That doesn’t mean I can’t see the film’s clear flaws. There is unquestionably a lot of preciousness you have to swallow. But while it’s fair to accuse Extremely Loud of capitalizing on the communal anguish of 9/11 to make its story more “significant,” I’m not sure it’s fair to ignore the film’s genuine attempt at dramatizing the intensely personal process of filling the void within.
Here’s the thing: It’s not only a question of what’s in good taste or poor taste. The fact is, playing on familiar images of 9/11 is a cheap way of stirring a visceral emotional reaction from audience members. It’s a manipulative trick used by lazy filmmakers to create a connection they haven’t earned. It’s lazy. Continue Reading
We had this librarian at school [no names – I don’t want to hurt any feelings] who was so old she seemed mummified. I developed a theory that each summer break she kidnapped two students and cocooned herself in a corner to steal their life essence.
The above is one of several versions of her “true form,” which one might encounter entering the library during those summer months.
- Darth Vader attacks Princess Leia’s ship
- Jon Arryn is murdered
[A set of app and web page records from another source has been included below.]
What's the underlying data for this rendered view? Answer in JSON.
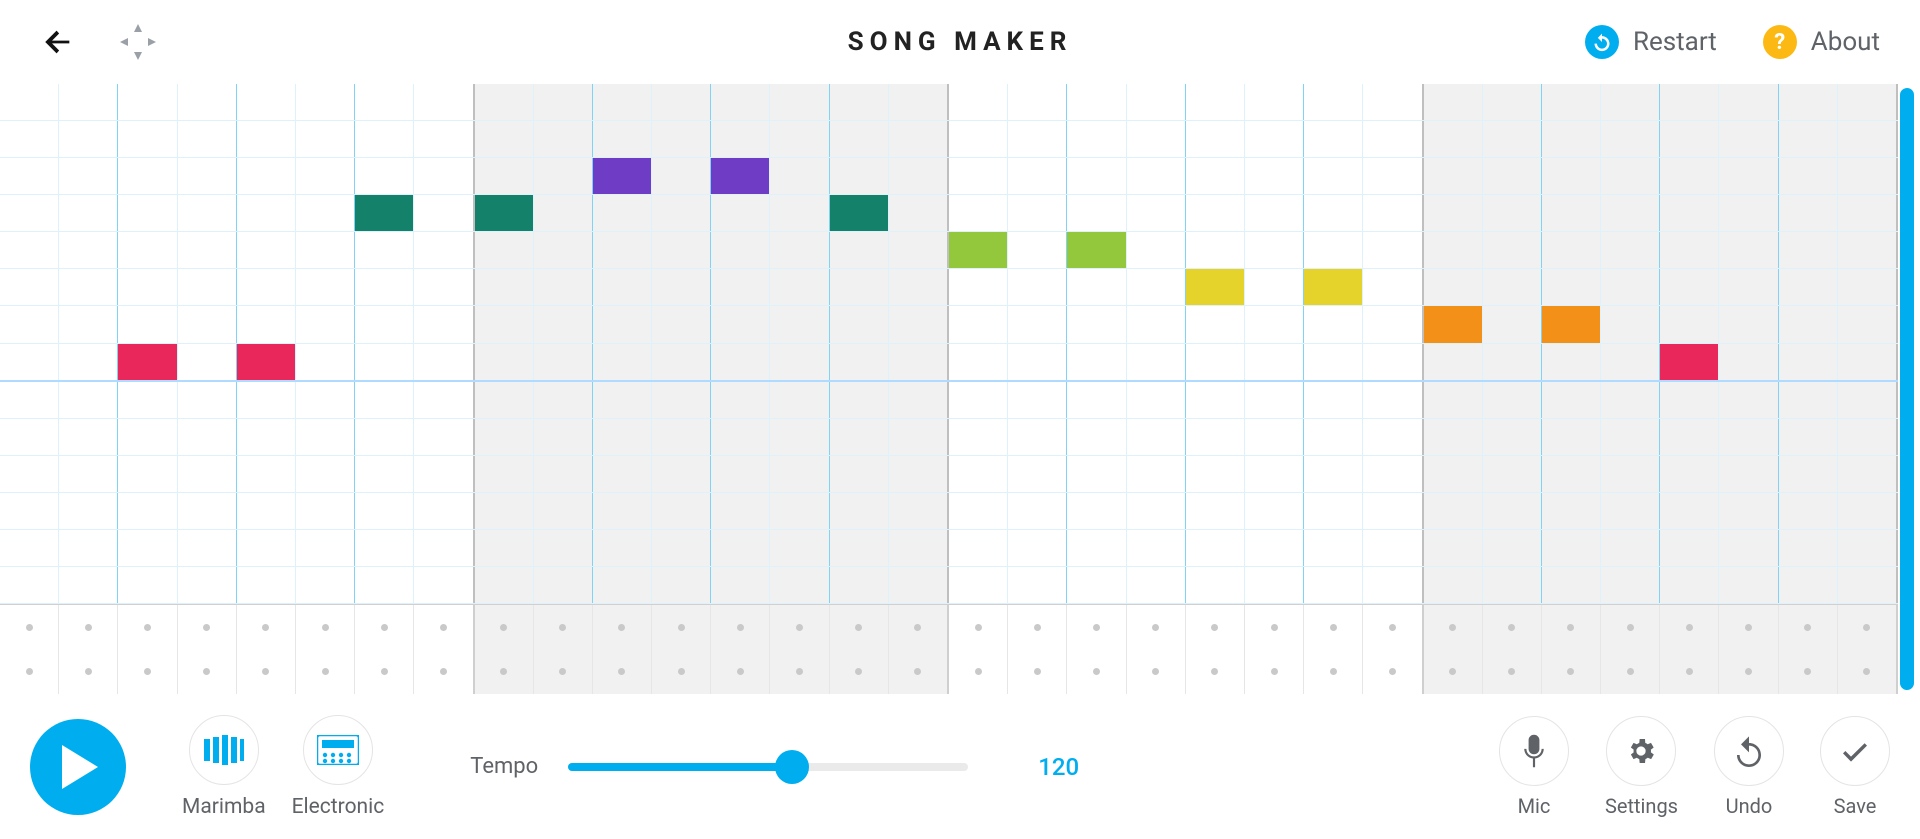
{
  "header": {
    "title": "SONG MAKER",
    "restart_label": "Restart",
    "about_label": "About",
    "about_glyph": "?"
  },
  "grid": {
    "columns": 32,
    "pitch_rows": 14,
    "beat_rows": 2,
    "subdivisions_per_beat": 2,
    "beats_per_bar": 4,
    "shaded_bars": [
      1,
      3
    ],
    "octave_split_after_row": 7,
    "row_colors": [
      "#6f3cc5",
      "#6f3cc5",
      "#14826a",
      "#14826a",
      "#93c83d",
      "#e5d22a",
      "#f39018",
      "#e9275b",
      "#6f3cc5",
      "#6f3cc5",
      "#14826a",
      "#14826a",
      "#93c83d",
      "#e5d22a"
    ],
    "notes": [
      {
        "row": 7,
        "col": 2,
        "color": "#e9275b"
      },
      {
        "row": 7,
        "col": 4,
        "color": "#e9275b"
      },
      {
        "row": 3,
        "col": 6,
        "color": "#14826a"
      },
      {
        "row": 3,
        "col": 8,
        "color": "#14826a"
      },
      {
        "row": 2,
        "col": 10,
        "color": "#6f3cc5"
      },
      {
        "row": 2,
        "col": 12,
        "color": "#6f3cc5"
      },
      {
        "row": 3,
        "col": 14,
        "color": "#14826a"
      },
      {
        "row": 4,
        "col": 16,
        "color": "#93c83d"
      },
      {
        "row": 4,
        "col": 18,
        "color": "#93c83d"
      },
      {
        "row": 5,
        "col": 20,
        "color": "#e5d22a"
      },
      {
        "row": 5,
        "col": 22,
        "color": "#e5d22a"
      },
      {
        "row": 6,
        "col": 24,
        "color": "#f39018"
      },
      {
        "row": 6,
        "col": 26,
        "color": "#f39018"
      },
      {
        "row": 7,
        "col": 28,
        "color": "#e9275b"
      }
    ],
    "beats": []
  },
  "footer": {
    "instrument_melody": "Marimba",
    "instrument_rhythm": "Electronic",
    "tempo_label": "Tempo",
    "tempo_value": "120",
    "tempo_min": 40,
    "tempo_max": 240,
    "tempo_fraction": 0.56,
    "mic_label": "Mic",
    "settings_label": "Settings",
    "undo_label": "Undo",
    "save_label": "Save"
  }
}
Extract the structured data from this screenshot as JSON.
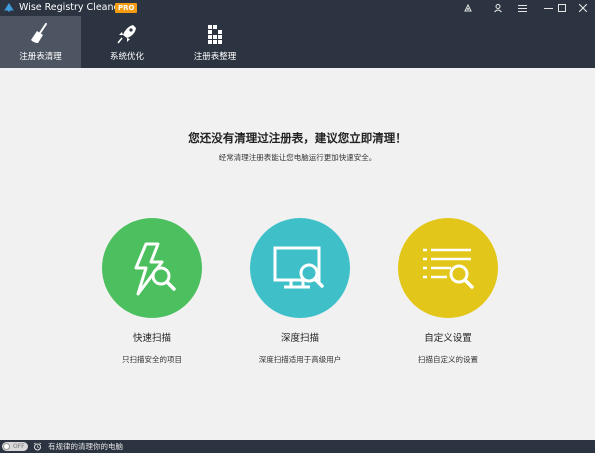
{
  "window": {
    "title": "Wise Registry Cleaner X",
    "badge": "PRO",
    "colors": {
      "chrome": "#2b3440",
      "active_tab": "#4c5561",
      "background": "#f1f1f1",
      "badge": "#f39c12"
    },
    "controls": [
      "theme-icon",
      "user-icon",
      "menu-icon",
      "minimize-icon",
      "maximize-icon",
      "close-icon"
    ]
  },
  "toolbar": {
    "tabs": [
      {
        "label": "注册表清理",
        "icon": "broom-icon",
        "active": true
      },
      {
        "label": "系统优化",
        "icon": "rocket-icon",
        "active": false
      },
      {
        "label": "注册表整理",
        "icon": "defrag-blocks-icon",
        "active": false
      }
    ]
  },
  "main": {
    "headline": "您还没有清理过注册表，建议您立即清理！",
    "subline": "经常清理注册表能让您电脑运行更加快速安全。",
    "options": [
      {
        "title": "快速扫描",
        "desc": "只扫描安全的项目",
        "color": "#4cbf5e",
        "icon": "lightning-search-icon"
      },
      {
        "title": "深度扫描",
        "desc": "深度扫描适用于高级用户",
        "color": "#3fc0c9",
        "icon": "monitor-search-icon"
      },
      {
        "title": "自定义设置",
        "desc": "扫描自定义的设置",
        "color": "#e2c619",
        "icon": "list-search-icon"
      }
    ]
  },
  "status": {
    "toggle_label": "OFF",
    "toggle_on": false,
    "text": "有规律的清理你的电脑",
    "icon": "alarm-clock-icon"
  }
}
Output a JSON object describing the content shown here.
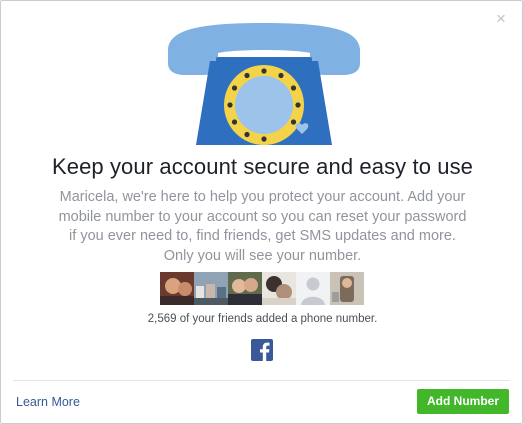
{
  "dialog": {
    "close_symbol": "×",
    "headline": "Keep your account secure and easy to use",
    "message_lines": [
      "Maricela, we're here to help you protect your account. Add your",
      "mobile number to your account so you can reset your password",
      "if you ever need to, find friends, get SMS updates and more.",
      "Only you will see your number."
    ],
    "friends_count_text": "2,569 of your friends added a phone number.",
    "friends_photo_count": 6,
    "learn_more_label": "Learn More",
    "add_number_label": "Add Number"
  },
  "icons": {
    "close": "close-icon",
    "illustration": "telephone-illustration",
    "facebook": "facebook-logo-icon"
  },
  "colors": {
    "brand_blue": "#3b5998",
    "link_blue": "#365899",
    "button_green": "#42b72a",
    "phone_light_blue": "#7fb2e3",
    "phone_dark_blue": "#2f6fbf",
    "dial_yellow": "#f2d34a"
  }
}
- A fly falls into a typewriter, turning the letter “T” into a “B.”
Like most concepts in art, the inciting incident is the subject of various debates. One is whether the inciting incident must itself be a scene in your story. I’m of the mind that it does not – in the examples above, for instance, #2 occurs before the story itself begins. The inciting incident will often be a scene, but not always. Some, particularly in screenwriting, believe the inciting incident should always come at the end of Act I, and lead into Act II. Once again, I strongly disagree – this “setting out” by the protagonist is a reaction to the inciting incident, not the incident itself.
The second point of frequent debate is on what, exactly, constitutes THE inciting incident. Some will argue it’s the moment at which the main character can no longer turn back, but I disagree. My opinion is it’s the event on which things begin to turn, the cause to which all reaction can be traced – the fulcrum of the story, if you will. I also disagree with those who say the inciting incident must be something that happens to the main character. It can be fun, at least for those of us who find pointless intellectual exercises “fun,” to argue over what exactly the inciting incident is.
- Is it when Frodo gets the One Ring from Gandalf? Or is it when Bilbo finds the ring in Gollum’s cave? Or is it the Council of Elrond?
- Is it John Arryn’s murder? Or King Robert’s demanding that Ned Stark serve as Hand?
- Is it Vader attacking Leia’s ship? Or Luke finding the droids? Or maybe even the initial theft of the Death Star plans?
Key to identifying the inciting incident, I think, is figuring out exactly whose story you’re telling. For a writer struggling with a plot structure, this can also help to determine what your central conflict is, and where the climax will fit. Conversely, deciding on whose story you’re telling might change your inciting incident.
My mother and I started the morning in a courtroom, observing a legal challenge to Conshohocken Borough’s new law protecting LGBT residents against discrimination. There were eight of us in the audience, all supporters of the law, while the plaintiff (who was challenging the law) was left to argue alone – and, honestly, turns out to be kind of a lunatic.
I actually found myself a little bored — but I’ve got to say it’s a nice change from the days when the supporters of gay rights would have been the minority, and the guy defending discrimination would have had an army of sign-toting religious zealots supporting him.